Monday, March 8th, 2010 • 3 Comments on This is mostly not a baby post.
Motherhood has, in a strange sense, fostered a newfound generosity of spirit in me. Let me explain.
Taking care of an infant is exhausting, repetitive, often unrewarding work. Patrick is a good baby, a happy baby, but there’s virtually nothing he can do for himself. And so, I do it all for him. I am happy that he rarely cries because it means he is content with his current lot in life. His needs are met—and I meet them. It is easy to love him, because he is my own child, but I also respect him because he is so helpless and yet still tries so hard to accomplish things. Reaching out for toys, soothing himself with his fingers, seeking me out even when it means having to roll on his side, making his tongue work so he can communicate in his own way—he does these things despite the great amount of effort it takes sometimes to accomplish them. And because he works so hard and I can see the effort it takes, it doesn’t bother me to change his diaper for the second time in ten minutes (at least he didn’t pee on me) or to change my shirt for the third time in one day (at least he didn’t spit up in my hair). See? I see how hard he is trying and it makes my spirit more generous—and gentle. And it’s so easy to be this way because, even on days like yesterday when I was tired and not feeling well and maybe didn’t engage him as much as I should have during play time, he still forgives me and offers me a smile when he wakes up from his naps. Every time, without fail. Maybe that’s a bad baby memory or maybe his spirit is generous.
You would think I’d have nothing left to give anyone else after putting all of my generosity (or “work”) into a baby. Truth is, I didn’t have it to give in those early weeks. I barely had it to give to him. But I found some untapped well of patience and understanding inside me because, well, I had to—and it doesn’t just extend to Patrick anymore. As my confidence in my abilities has grown, so too has my sense of generosity and forgiveness. Patrick has softened me in some ways, ways I didn’t really know I had become hardened. More than one person has commented that I seem very “calm” and that motherhood suits me. I laugh it off and interpret whatever calm vibe I’m sending as pure exhaustion, but I sense what they mean. Even when everything is chaos and my brain is racing in six directions at once, there is a calm at my center that wasn’t there before. An ability to let go and forgive and reach out and be kind. Because we’re all trying, aren’t we? Patrick’s efforts are so obvious to me because he’s a baby, but I find myself looking around and seeing that others are trying, too. Even if their efforts aren’t as transparent, even if their work (and suffering) is going on beneath the surface. We’re all reaching, soothing, seeking and communicating in our own way.
And I know this sounds all gooey and Zen (and I did enjoy Momma Zen so much that I sent a copy to another new mom friend who I thought would appreciate it), but that’s what motherhood has done for me. I’m not one of the “my child is my life” mommies—I think I will always identify as a writer, first and foremost, over mother, or wife—but I’m discovering unexpected emotional growth because of motherhood. My goal is not to change my identity to become only “Patrick’s Mother” but to help him grow his own individual identity and give him wings. We all need encouragement with that, I think. Whether we’re three months old or forty three years old, it feels good to have someone understand us and accept us for who we are.

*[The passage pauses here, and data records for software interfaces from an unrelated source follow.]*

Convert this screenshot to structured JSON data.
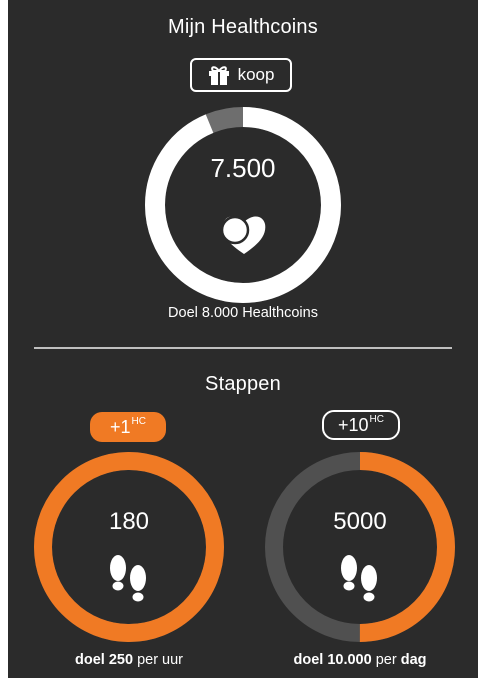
{
  "healthcoins": {
    "title": "Mijn Healthcoins",
    "buy_label": "koop",
    "value": "7.500",
    "progress": 0.9375,
    "goal_text": "Doel 8.000 Healthcoins"
  },
  "steps": {
    "title": "Stappen",
    "hourly": {
      "badge_value": "+1",
      "badge_unit": "HC",
      "value": "180",
      "progress": 1.0,
      "goal_prefix": "doel",
      "goal_number": "250",
      "goal_suffix": "per uur"
    },
    "daily": {
      "badge_value": "+10",
      "badge_unit": "HC",
      "value": "5000",
      "progress": 0.5,
      "goal_prefix": "doel 10.000",
      "goal_middle": "per",
      "goal_suffix": "dag"
    }
  },
  "colors": {
    "panel": "#2b2b2b",
    "accent": "#f07a24",
    "ring_track_gray": "#505050",
    "ring_track_light": "#6e6e6e",
    "white": "#ffffff"
  },
  "icons": {
    "buy": "gift-icon",
    "coin": "heart-coin-icon",
    "steps": "footprints-icon"
  }
}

I still need more sleep, more time to write and more help with baby. But I’m finding it easier these days to reach out, to soothe, to attempt to connect, to try to communicate—and, when all else fails, to forgive and offer a smile.